Château Ducru-Beaucaillou is a St-Julien property that today is one of the leading Super Seconds. It is owned by the Borie family and is situated in the south-east of the St-Julien appellation. Ducru-Beaucaillou's 50 hectares of vineyards (Cabernet Sauvignon 65%, Merlot 25%, Cabernet Franc 5% and Petit Verdot 5%) lie on deep, large-stone gravel beds enriched with alluvial soil deposits and with a high clay content. The wines are matured in oak barriques (50-60% new) for 18 months.
For many, Ducru-Beaucaillou is the quintessential St-Julien - deep-coloured, powerful, ripe, exquisitely well-balanced and perfectly harmonious. It requires a minimum of 10 years of bottle ageing before it should be approached and the best vintages will continue improving for many more years. Ducru-Beaucaillou is classified as a 2ème Cru Classé.

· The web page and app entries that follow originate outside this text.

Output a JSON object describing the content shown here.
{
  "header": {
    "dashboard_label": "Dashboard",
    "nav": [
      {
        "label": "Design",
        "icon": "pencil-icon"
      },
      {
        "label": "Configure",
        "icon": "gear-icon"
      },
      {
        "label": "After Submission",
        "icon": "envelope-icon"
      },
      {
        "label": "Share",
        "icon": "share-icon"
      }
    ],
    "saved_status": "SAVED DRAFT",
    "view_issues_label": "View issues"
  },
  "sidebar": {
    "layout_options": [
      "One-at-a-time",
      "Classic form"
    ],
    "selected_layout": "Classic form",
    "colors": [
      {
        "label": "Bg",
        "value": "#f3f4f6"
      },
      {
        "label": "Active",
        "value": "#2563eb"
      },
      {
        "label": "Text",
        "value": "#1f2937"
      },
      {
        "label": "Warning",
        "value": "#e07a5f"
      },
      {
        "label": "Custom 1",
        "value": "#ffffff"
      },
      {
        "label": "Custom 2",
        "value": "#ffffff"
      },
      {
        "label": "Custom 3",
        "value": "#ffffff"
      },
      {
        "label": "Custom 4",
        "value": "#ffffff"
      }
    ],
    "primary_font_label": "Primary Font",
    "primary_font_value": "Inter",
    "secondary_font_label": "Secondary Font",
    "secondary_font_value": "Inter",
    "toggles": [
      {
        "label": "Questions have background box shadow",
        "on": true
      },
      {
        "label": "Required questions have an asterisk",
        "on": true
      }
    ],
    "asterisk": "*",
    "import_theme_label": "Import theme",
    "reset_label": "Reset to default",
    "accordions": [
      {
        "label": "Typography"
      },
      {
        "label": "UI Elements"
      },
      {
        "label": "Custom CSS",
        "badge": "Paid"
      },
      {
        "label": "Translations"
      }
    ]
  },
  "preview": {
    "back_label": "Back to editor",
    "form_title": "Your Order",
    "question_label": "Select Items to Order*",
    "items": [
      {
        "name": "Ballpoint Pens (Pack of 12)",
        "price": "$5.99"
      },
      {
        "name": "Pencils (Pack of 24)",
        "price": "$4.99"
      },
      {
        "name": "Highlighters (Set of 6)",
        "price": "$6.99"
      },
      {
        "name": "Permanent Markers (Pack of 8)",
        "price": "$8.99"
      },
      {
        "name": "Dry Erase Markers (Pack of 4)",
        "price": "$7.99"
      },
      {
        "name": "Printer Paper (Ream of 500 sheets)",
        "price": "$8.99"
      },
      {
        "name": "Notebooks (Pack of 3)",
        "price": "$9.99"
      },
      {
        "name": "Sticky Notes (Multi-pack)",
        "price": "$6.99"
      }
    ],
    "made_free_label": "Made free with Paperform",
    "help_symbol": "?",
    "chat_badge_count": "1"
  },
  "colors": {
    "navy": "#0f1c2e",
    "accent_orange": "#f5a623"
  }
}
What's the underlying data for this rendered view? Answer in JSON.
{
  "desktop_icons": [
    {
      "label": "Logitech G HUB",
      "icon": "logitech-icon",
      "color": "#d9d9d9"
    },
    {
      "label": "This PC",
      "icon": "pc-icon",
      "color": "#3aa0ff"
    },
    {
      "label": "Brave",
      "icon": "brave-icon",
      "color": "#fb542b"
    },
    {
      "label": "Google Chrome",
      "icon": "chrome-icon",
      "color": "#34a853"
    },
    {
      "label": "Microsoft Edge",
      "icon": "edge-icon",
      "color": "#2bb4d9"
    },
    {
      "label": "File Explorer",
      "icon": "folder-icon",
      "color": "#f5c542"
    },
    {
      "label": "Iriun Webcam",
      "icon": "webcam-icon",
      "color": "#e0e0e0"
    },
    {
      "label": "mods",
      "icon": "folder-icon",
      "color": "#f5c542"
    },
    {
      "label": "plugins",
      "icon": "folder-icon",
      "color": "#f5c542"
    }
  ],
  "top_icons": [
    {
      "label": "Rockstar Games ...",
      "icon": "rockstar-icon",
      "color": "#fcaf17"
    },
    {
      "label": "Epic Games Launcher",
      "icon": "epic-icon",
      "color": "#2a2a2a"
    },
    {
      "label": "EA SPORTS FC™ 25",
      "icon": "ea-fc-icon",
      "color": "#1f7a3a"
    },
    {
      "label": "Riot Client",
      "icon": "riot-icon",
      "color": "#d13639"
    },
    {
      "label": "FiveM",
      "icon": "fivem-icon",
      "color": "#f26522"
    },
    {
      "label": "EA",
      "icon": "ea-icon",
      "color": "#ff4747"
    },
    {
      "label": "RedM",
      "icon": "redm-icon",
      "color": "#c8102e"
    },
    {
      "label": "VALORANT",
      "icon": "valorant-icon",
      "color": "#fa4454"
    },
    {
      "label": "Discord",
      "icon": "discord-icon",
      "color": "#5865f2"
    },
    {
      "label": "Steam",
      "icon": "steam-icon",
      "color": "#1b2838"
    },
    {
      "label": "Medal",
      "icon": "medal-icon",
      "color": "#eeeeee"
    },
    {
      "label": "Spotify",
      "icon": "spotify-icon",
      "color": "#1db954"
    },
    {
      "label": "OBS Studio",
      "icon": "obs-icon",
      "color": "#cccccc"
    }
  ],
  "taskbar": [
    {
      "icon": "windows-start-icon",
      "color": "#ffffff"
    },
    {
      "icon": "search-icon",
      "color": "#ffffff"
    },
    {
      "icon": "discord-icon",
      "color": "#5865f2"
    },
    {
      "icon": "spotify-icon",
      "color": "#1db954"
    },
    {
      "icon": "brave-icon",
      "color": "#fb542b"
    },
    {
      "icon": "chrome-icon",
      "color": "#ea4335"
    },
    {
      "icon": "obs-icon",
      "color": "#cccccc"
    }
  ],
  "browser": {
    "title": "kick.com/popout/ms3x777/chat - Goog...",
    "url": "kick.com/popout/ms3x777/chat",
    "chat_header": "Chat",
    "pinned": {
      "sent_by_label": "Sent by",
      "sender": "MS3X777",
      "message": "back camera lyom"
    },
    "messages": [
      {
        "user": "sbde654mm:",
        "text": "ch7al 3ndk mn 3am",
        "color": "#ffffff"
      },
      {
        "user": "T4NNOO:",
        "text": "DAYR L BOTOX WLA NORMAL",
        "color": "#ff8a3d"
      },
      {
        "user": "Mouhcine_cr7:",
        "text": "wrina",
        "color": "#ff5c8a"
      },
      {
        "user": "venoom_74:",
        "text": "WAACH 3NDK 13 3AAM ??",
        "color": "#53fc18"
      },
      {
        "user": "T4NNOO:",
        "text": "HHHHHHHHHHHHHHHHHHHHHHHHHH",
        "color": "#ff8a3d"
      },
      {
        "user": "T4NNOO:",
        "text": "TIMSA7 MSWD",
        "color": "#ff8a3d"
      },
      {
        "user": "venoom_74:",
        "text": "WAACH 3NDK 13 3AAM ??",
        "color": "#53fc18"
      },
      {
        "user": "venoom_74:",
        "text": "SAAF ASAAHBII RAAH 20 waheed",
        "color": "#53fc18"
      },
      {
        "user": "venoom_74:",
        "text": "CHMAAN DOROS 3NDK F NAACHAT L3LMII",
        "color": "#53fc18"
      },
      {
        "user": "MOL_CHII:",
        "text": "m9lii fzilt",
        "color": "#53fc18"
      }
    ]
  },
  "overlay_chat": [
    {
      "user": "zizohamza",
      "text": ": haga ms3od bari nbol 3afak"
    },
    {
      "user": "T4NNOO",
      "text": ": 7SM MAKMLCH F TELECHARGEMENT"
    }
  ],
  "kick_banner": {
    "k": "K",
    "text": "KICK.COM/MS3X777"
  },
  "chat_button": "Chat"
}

St Julien is the smallest of the "Big Four" Médoc communes. Although, without any First Growths, St Julien is recognised to be the most consistent of the main communes, with several châteaux turning out impressive wines year after year.
St Julien itself is much more of a village than Pauillac and almost all of the notable properties lie to its south. Its most northerly château is Ch. Léoville Las Cases (whose vineyards actually adjoin those of Latour in Pauillac) but, further south, suitable vineyard land gives way to arable farming and livestock until the Margaux appellation is reached.
The soil is gravelly and finer than that of Pauillac, and without the iron content which gives Pauillac its stature. The homogeneous soils in the vineyards (which extend over a relatively small area of just over 700 hectares) give the commune a unified character.
The wines can be assessed as much by texture as flavour, and there is a sleek, wholesome character to the best. Elegance, harmony and perfect balance and weight, with hints of cassis and cedar, are what epitomise classic St Julien wines. At their very best they combine Margaux’s elegance and refinement with Pauillac’s power and substance.
Ch. Léoville Las Cases produces arguably the most sought-after St Julien, and in any reassessment of the 1855 Classification it would almost certainly warrant being elevated to First Growth status.
Cabernet Sauvignon Blend
Cabernet Sauvignon lends itself particularly well in blends with Merlot. This is actually the archetypal Bordeaux blend, though in different proportions in the sub-regions and sometimes topped up with Cabernet Franc, Malbec, and Petit Verdot.
In the Médoc and Graves the percentage of Cabernet Sauvignon in the blend can range from 95% (Mouton-Rothschild) to as low as 40%. It is particularly suited to the dry, warm, free- draining, gravel-rich soils and is responsible for the redolent cassis characteristics as well as the depth of colour, tannic structure and pronounced acidity of Médoc wines. However 100% Cabernet Sauvignon wines can be slightly hollow-tasting in the middle palate and Merlot with its generous, fleshy fruit flavours acts as a perfect foil by filling in this cavity.
In St-Emilion and Pomerol, the blends are Merlot dominated as Cabernet Sauvignon can struggle to ripen there - when it is included, it adds structure and body to the wine. Sassicaia is the most famous Bordeaux blend in Italy and has spawned many imitations, whereby the blend is now firmly established in the New World and particularly in California and Australia.